With nothing left out, repeat every entry exactly.

Element data from apps and pages:
== == ==

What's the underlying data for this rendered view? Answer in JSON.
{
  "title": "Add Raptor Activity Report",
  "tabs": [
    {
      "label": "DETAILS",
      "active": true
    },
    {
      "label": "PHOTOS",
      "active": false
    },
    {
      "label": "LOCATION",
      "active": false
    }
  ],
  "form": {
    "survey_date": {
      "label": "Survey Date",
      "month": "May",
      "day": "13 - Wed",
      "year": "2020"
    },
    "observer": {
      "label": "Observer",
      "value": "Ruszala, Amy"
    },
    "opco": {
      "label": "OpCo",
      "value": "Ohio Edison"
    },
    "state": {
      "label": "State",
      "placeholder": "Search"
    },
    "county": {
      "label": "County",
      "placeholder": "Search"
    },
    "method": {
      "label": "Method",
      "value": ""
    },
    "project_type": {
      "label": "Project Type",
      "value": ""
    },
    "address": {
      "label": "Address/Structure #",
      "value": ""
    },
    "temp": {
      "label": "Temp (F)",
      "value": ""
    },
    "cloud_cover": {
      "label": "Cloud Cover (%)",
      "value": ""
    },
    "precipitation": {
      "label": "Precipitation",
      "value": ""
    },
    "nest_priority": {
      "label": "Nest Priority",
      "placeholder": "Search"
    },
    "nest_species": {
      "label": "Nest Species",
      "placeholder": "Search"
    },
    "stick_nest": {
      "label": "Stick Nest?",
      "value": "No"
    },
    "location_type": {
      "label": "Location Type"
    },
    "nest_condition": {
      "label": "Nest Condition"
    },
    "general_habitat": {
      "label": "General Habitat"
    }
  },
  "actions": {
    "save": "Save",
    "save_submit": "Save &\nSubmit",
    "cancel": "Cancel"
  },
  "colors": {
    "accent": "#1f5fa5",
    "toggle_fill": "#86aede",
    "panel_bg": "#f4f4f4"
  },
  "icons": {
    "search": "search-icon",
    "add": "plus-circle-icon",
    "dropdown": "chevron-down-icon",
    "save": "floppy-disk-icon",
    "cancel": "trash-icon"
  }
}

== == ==

SOLVED EXERCISE:
What's the underlying data for this rendered view? Answer in JSON.
{
  "title": "Add Raptor Activity Report",
  "tabs": [
    {
      "label": "DETAILS",
      "active": true
    },
    {
      "label": "PHOTOS",
      "active": false
    },
    {
      "label": "LOCATION",
      "active": false
    }
  ],
  "form": {
    "survey_date": {
      "label": "Survey Date",
      "month": "May",
      "day": "13 - Wed",
      "year": "2020"
    },
    "observer": {
      "label": "Observer",
      "value": "Ruszala, Amy"
    },
    "opco": {
      "label": "OpCo",
      "value": "Ohio Edison"
    },
    "state": {
      "label": "State",
      "placeholder": "Search"
    },
    "county": {
      "label": "County",
      "placeholder": "Search"
    },
    "method": {
      "label": "Method",
      "value": ""
    },
    "project_type": {
      "label": "Project Type",
      "value": ""
    },
    "address": {
      "label": "Address/Structure #",
      "value": ""
    },
    "temp": {
      "label": "Temp (F)",
      "value": ""
    },
    "cloud_cover": {
      "label": "Cloud Cover (%)",
      "value": ""
    },
    "precipitation": {
      "label": "Precipitation",
      "value": ""
    },
    "nest_priority": {
      "label": "Nest Priority",
      "placeholder": "Search"
    },
    "nest_species": {
      "label": "Nest Species",
      "placeholder": "Search"
    },
    "stick_nest": {
      "label": "Stick Nest?",
      "value": "No"
    },
    "location_type": {
      "label": "Location Type"
    },
    "nest_condition": {
      "label": "Nest Condition"
    },
    "general_habitat": {
      "label": "General Habitat"
    }
  },
  "actions": {
    "save": "Save",
    "save_submit": "Save &\nSubmit",
    "cancel": "Cancel"
  },
  "colors": {
    "accent": "#1f5fa5",
    "toggle_fill": "#86aede",
    "panel_bg": "#f4f4f4"
  },
  "icons": {
    "search": "search-icon",
    "add": "plus-circle-icon",
    "dropdown": "chevron-down-icon",
    "save": "floppy-disk-icon",
    "cancel": "trash-icon"
  }
}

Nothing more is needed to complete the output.